PROBLEM TO SOLVE: Print the entries verbatim, leaving out the images they contain.

RECORDS FOR THIS EXERCISE:
===============

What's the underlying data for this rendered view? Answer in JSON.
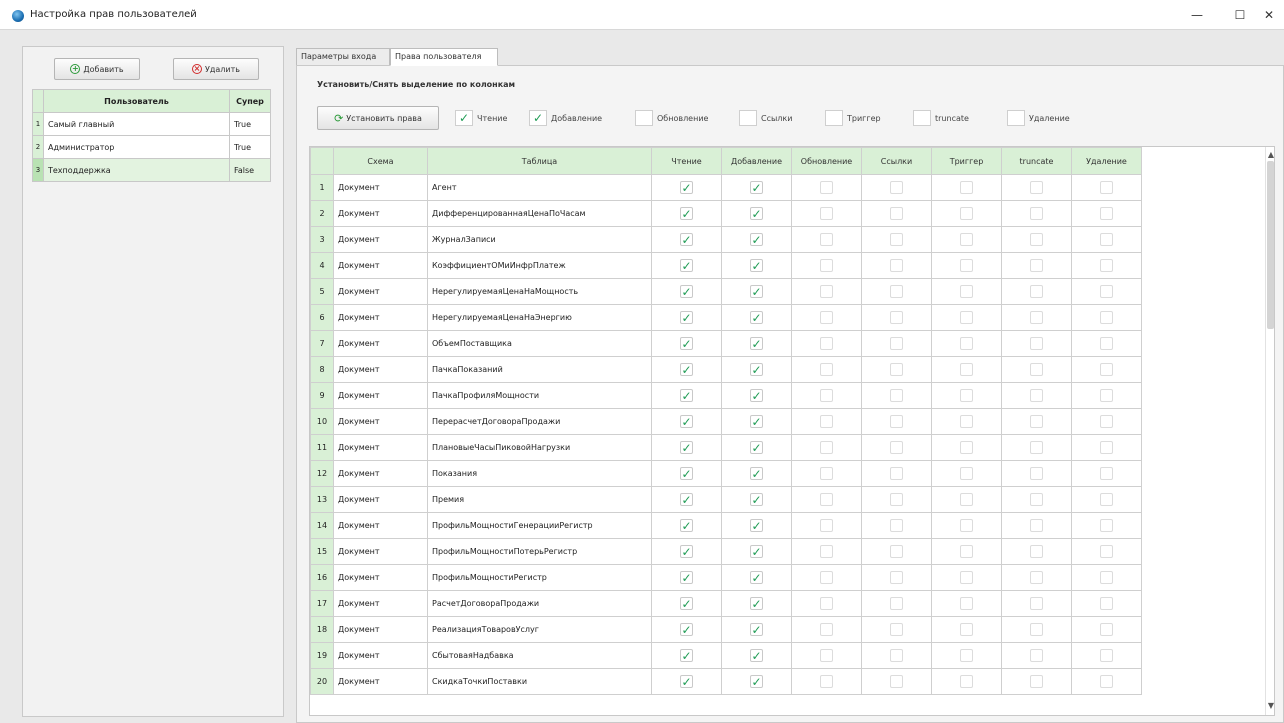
{
  "window": {
    "title": "Настройка прав пользователей",
    "minimize": "—",
    "maximize": "☐",
    "close": "✕"
  },
  "left": {
    "add_label": "Добавить",
    "delete_label": "Удалить",
    "columns": [
      "Пользователь",
      "Супер"
    ],
    "users": [
      {
        "num": "1",
        "name": "Самый главный",
        "super": "True"
      },
      {
        "num": "2",
        "name": "Администратор",
        "super": "True"
      },
      {
        "num": "3",
        "name": "Техподдержка",
        "super": "False",
        "selected": true
      }
    ]
  },
  "tabs": [
    {
      "label": "Параметры входа",
      "active": false
    },
    {
      "label": "Права пользователя",
      "active": true
    }
  ],
  "rights": {
    "group_title": "Установить/Снять выделение по колонкам",
    "set_button": "Установить права",
    "column_toggles": [
      {
        "label": "Чтение",
        "checked": true
      },
      {
        "label": "Добавление",
        "checked": true
      },
      {
        "label": "Обновление",
        "checked": false
      },
      {
        "label": "Ссылки",
        "checked": false
      },
      {
        "label": "Триггер",
        "checked": false
      },
      {
        "label": "truncate",
        "checked": false
      },
      {
        "label": "Удаление",
        "checked": false
      }
    ],
    "columns": [
      "Схема",
      "Таблица",
      "Чтение",
      "Добавление",
      "Обновление",
      "Ссылки",
      "Триггер",
      "truncate",
      "Удаление"
    ],
    "rows": [
      {
        "num": "1",
        "schema": "Документ",
        "table": "Агент"
      },
      {
        "num": "2",
        "schema": "Документ",
        "table": "ДифференцированнаяЦенаПоЧасам"
      },
      {
        "num": "3",
        "schema": "Документ",
        "table": "ЖурналЗаписи"
      },
      {
        "num": "4",
        "schema": "Документ",
        "table": "КоэффициентОМиИнфрПлатеж"
      },
      {
        "num": "5",
        "schema": "Документ",
        "table": "НерегулируемаяЦенаНаМощность"
      },
      {
        "num": "6",
        "schema": "Документ",
        "table": "НерегулируемаяЦенаНаЭнергию"
      },
      {
        "num": "7",
        "schema": "Документ",
        "table": "ОбъемПоставщика"
      },
      {
        "num": "8",
        "schema": "Документ",
        "table": "ПачкаПоказаний"
      },
      {
        "num": "9",
        "schema": "Документ",
        "table": "ПачкаПрофиляМощности"
      },
      {
        "num": "10",
        "schema": "Документ",
        "table": "ПерерасчетДоговораПродажи"
      },
      {
        "num": "11",
        "schema": "Документ",
        "table": "ПлановыеЧасыПиковойНагрузки"
      },
      {
        "num": "12",
        "schema": "Документ",
        "table": "Показания"
      },
      {
        "num": "13",
        "schema": "Документ",
        "table": "Премия"
      },
      {
        "num": "14",
        "schema": "Документ",
        "table": "ПрофильМощностиГенерацииРегистр"
      },
      {
        "num": "15",
        "schema": "Документ",
        "table": "ПрофильМощностиПотерьРегистр"
      },
      {
        "num": "16",
        "schema": "Документ",
        "table": "ПрофильМощностиРегистр"
      },
      {
        "num": "17",
        "schema": "Документ",
        "table": "РасчетДоговораПродажи"
      },
      {
        "num": "18",
        "schema": "Документ",
        "table": "РеализацияТоваровУслуг"
      },
      {
        "num": "19",
        "schema": "Документ",
        "table": "СбытоваяНадбавка"
      },
      {
        "num": "20",
        "schema": "Документ",
        "table": "СкидкаТочкиПоставки"
      }
    ],
    "row_checks": [
      true,
      true,
      false,
      false,
      false,
      false,
      false
    ]
  },
  "scrollbar": {
    "up": "▲",
    "down": "▼"
  }
}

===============

ANSWER SECTION:
What's the underlying data for this rendered view? Answer in JSON.
{
  "window": {
    "title": "Настройка прав пользователей",
    "minimize": "—",
    "maximize": "☐",
    "close": "✕"
  },
  "left": {
    "add_label": "Добавить",
    "delete_label": "Удалить",
    "columns": [
      "Пользователь",
      "Супер"
    ],
    "users": [
      {
        "num": "1",
        "name": "Самый главный",
        "super": "True"
      },
      {
        "num": "2",
        "name": "Администратор",
        "super": "True"
      },
      {
        "num": "3",
        "name": "Техподдержка",
        "super": "False",
        "selected": true
      }
    ]
  },
  "tabs": [
    {
      "label": "Параметры входа",
      "active": false
    },
    {
      "label": "Права пользователя",
      "active": true
    }
  ],
  "rights": {
    "group_title": "Установить/Снять выделение по колонкам",
    "set_button": "Установить права",
    "column_toggles": [
      {
        "label": "Чтение",
        "checked": true
      },
      {
        "label": "Добавление",
        "checked": true
      },
      {
        "label": "Обновление",
        "checked": false
      },
      {
        "label": "Ссылки",
        "checked": false
      },
      {
        "label": "Триггер",
        "checked": false
      },
      {
        "label": "truncate",
        "checked": false
      },
      {
        "label": "Удаление",
        "checked": false
      }
    ],
    "columns": [
      "Схема",
      "Таблица",
      "Чтение",
      "Добавление",
      "Обновление",
      "Ссылки",
      "Триггер",
      "truncate",
      "Удаление"
    ],
    "rows": [
      {
        "num": "1",
        "schema": "Документ",
        "table": "Агент"
      },
      {
        "num": "2",
        "schema": "Документ",
        "table": "ДифференцированнаяЦенаПоЧасам"
      },
      {
        "num": "3",
        "schema": "Документ",
        "table": "ЖурналЗаписи"
      },
      {
        "num": "4",
        "schema": "Документ",
        "table": "КоэффициентОМиИнфрПлатеж"
      },
      {
        "num": "5",
        "schema": "Документ",
        "table": "НерегулируемаяЦенаНаМощность"
      },
      {
        "num": "6",
        "schema": "Документ",
        "table": "НерегулируемаяЦенаНаЭнергию"
      },
      {
        "num": "7",
        "schema": "Документ",
        "table": "ОбъемПоставщика"
      },
      {
        "num": "8",
        "schema": "Документ",
        "table": "ПачкаПоказаний"
      },
      {
        "num": "9",
        "schema": "Документ",
        "table": "ПачкаПрофиляМощности"
      },
      {
        "num": "10",
        "schema": "Документ",
        "table": "ПерерасчетДоговораПродажи"
      },
      {
        "num": "11",
        "schema": "Документ",
        "table": "ПлановыеЧасыПиковойНагрузки"
      },
      {
        "num": "12",
        "schema": "Документ",
        "table": "Показания"
      },
      {
        "num": "13",
        "schema": "Документ",
        "table": "Премия"
      },
      {
        "num": "14",
        "schema": "Документ",
        "table": "ПрофильМощностиГенерацииРегистр"
      },
      {
        "num": "15",
        "schema": "Документ",
        "table": "ПрофильМощностиПотерьРегистр"
      },
      {
        "num": "16",
        "schema": "Документ",
        "table": "ПрофильМощностиРегистр"
      },
      {
        "num": "17",
        "schema": "Документ",
        "table": "РасчетДоговораПродажи"
      },
      {
        "num": "18",
        "schema": "Документ",
        "table": "РеализацияТоваровУслуг"
      },
      {
        "num": "19",
        "schema": "Документ",
        "table": "СбытоваяНадбавка"
      },
      {
        "num": "20",
        "schema": "Документ",
        "table": "СкидкаТочкиПоставки"
      }
    ],
    "row_checks": [
      true,
      true,
      false,
      false,
      false,
      false,
      false
    ]
  },
  "scrollbar": {
    "up": "▲",
    "down": "▼"
  }
}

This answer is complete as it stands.